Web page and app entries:
———
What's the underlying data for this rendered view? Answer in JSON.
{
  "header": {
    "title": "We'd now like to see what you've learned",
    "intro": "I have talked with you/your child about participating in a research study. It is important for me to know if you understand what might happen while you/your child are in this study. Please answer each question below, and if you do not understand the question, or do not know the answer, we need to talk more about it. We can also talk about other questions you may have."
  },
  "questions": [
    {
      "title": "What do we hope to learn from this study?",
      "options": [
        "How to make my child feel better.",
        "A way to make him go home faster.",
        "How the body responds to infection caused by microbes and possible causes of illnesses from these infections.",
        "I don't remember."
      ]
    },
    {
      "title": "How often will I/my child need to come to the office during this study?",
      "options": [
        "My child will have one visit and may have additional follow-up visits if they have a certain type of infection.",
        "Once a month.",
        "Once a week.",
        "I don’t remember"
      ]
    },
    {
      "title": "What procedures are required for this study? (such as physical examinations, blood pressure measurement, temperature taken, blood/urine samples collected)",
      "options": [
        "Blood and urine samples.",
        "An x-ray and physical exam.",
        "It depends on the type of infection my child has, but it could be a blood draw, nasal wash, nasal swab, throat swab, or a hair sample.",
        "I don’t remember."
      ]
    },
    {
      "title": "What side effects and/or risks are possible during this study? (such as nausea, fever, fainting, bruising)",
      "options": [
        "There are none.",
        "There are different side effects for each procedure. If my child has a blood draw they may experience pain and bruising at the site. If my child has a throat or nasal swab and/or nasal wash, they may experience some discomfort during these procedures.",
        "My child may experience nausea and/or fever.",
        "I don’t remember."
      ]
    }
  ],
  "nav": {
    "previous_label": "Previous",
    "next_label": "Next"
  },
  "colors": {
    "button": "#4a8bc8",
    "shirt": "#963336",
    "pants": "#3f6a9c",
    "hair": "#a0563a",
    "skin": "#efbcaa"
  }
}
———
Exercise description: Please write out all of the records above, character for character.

Answer:
What's the underlying data for this rendered view? Answer in JSON.
{
  "header": {
    "title": "We'd now like to see what you've learned",
    "intro": "I have talked with you/your child about participating in a research study. It is important for me to know if you understand what might happen while you/your child are in this study. Please answer each question below, and if you do not understand the question, or do not know the answer, we need to talk more about it. We can also talk about other questions you may have."
  },
  "questions": [
    {
      "title": "What do we hope to learn from this study?",
      "options": [
        "How to make my child feel better.",
        "A way to make him go home faster.",
        "How the body responds to infection caused by microbes and possible causes of illnesses from these infections.",
        "I don't remember."
      ]
    },
    {
      "title": "How often will I/my child need to come to the office during this study?",
      "options": [
        "My child will have one visit and may have additional follow-up visits if they have a certain type of infection.",
        "Once a month.",
        "Once a week.",
        "I don’t remember"
      ]
    },
    {
      "title": "What procedures are required for this study? (such as physical examinations, blood pressure measurement, temperature taken, blood/urine samples collected)",
      "options": [
        "Blood and urine samples.",
        "An x-ray and physical exam.",
        "It depends on the type of infection my child has, but it could be a blood draw, nasal wash, nasal swab, throat swab, or a hair sample.",
        "I don’t remember."
      ]
    },
    {
      "title": "What side effects and/or risks are possible during this study? (such as nausea, fever, fainting, bruising)",
      "options": [
        "There are none.",
        "There are different side effects for each procedure. If my child has a blood draw they may experience pain and bruising at the site. If my child has a throat or nasal swab and/or nasal wash, they may experience some discomfort during these procedures.",
        "My child may experience nausea and/or fever.",
        "I don’t remember."
      ]
    }
  ],
  "nav": {
    "previous_label": "Previous",
    "next_label": "Next"
  },
  "colors": {
    "button": "#4a8bc8",
    "shirt": "#963336",
    "pants": "#3f6a9c",
    "hair": "#a0563a",
    "skin": "#efbcaa"
  }
}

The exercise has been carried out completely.